MRI is one of the least invasive imaging technologies available today, and has been in use for over thirty years. In that time, it has proven to be very safe. This safety record is due to appropriate knowledge and remediation of potential hazards.
Magnetic Field - One source of concern is the main magnetic field. This field is on the order of a million times stronger than the ambient magnetic field at the surface of the earth and exerts tremendous translational and rotational force on ferromagnetic objects.
Cryogens - Most magnet systems are cooled with liquid helium. The purpose of the cooling is to permit the coil that generates the magnetic field to become super-conducting, which occurs within a few degrees of absolute zero. As helium boils at 4.2K, a failure in the cooling system can result in a rapid boil-off. Such an event is rare, and MRI systems are designed to direct the resulting gas safely out of human-occupied areas. However, the failure of the this venting system may result in helium gas displacing oxygen, creating a risk of asphyxiation.
Radiofrequency Energy (RF) - Another component of MRI is an applied RF field to perturb, or flip, the spins of protons of the tissue being imaged. Clinical magnets are carefully designed to prevent too much RF from being delivered to the body.
Gradient Magnetic Fields - The third component of MRI is a gradient magnetic field. This field allow localization of the signal from tissue. Some types of scans require rapidly changing gradient fields, and conductors in a changing magnetic field will host electrical currents. One effect of these currents that has been noted is peripheral nerve stimulation.

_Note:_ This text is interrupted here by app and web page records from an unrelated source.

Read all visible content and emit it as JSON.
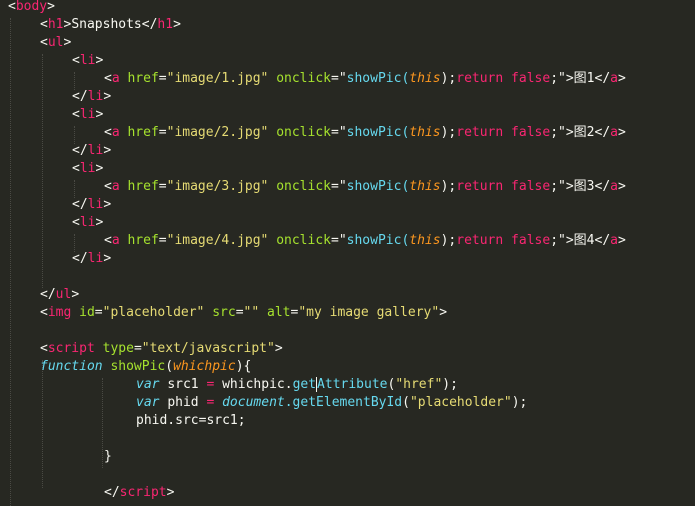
{
  "code": {
    "body_tag": "body",
    "h1_tag": "h1",
    "h1_text": "Snapshots",
    "ul_tag": "ul",
    "li_tag": "li",
    "a_tag": "a",
    "href_attr": "href",
    "onclick_attr": "onclick",
    "show_pic_call": "showPic(",
    "this_keyword": "this",
    "return_keyword": "return",
    "false_keyword": "false",
    "call_end": ");",
    "semicolon": ";",
    "links": [
      {
        "href": "\"image/1.jpg\"",
        "text": "图1"
      },
      {
        "href": "\"image/2.jpg\"",
        "text": "图2"
      },
      {
        "href": "\"image/3.jpg\"",
        "text": "图3"
      },
      {
        "href": "\"image/4.jpg\"",
        "text": "图4"
      }
    ],
    "img_tag": "img",
    "id_attr": "id",
    "id_value": "\"placeholder\"",
    "src_attr": "src",
    "src_value": "\"\"",
    "alt_attr": "alt",
    "alt_value": "\"my image gallery\"",
    "script_tag": "script",
    "type_attr": "type",
    "type_value": "\"text/javascript\"",
    "function_keyword": "function",
    "function_name": "showPic",
    "param_name": "whichpic",
    "var_keyword": "var",
    "var1_name": "src1",
    "var1_rhs_obj": "whichpic.",
    "get_attribute_a": "get",
    "get_attribute_b": "Attribute",
    "get_attribute_arg": "\"href\"",
    "var2_name": "phid",
    "document_obj": "document",
    "get_element_by_id": ".getElementById",
    "get_element_arg": "\"placeholder\"",
    "assign_statement": "phid.src=src1;",
    "close_brace": "}",
    "eq": " = ",
    "open_paren": "(",
    "close_paren": ")",
    "fn_open": "){"
  }
}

Sound - Another effect of the gradient fields is the production of a great deal of noise. Some sequences can exceed 110 dB within the bore of the magnet. For this reason, hearing protection is mandated.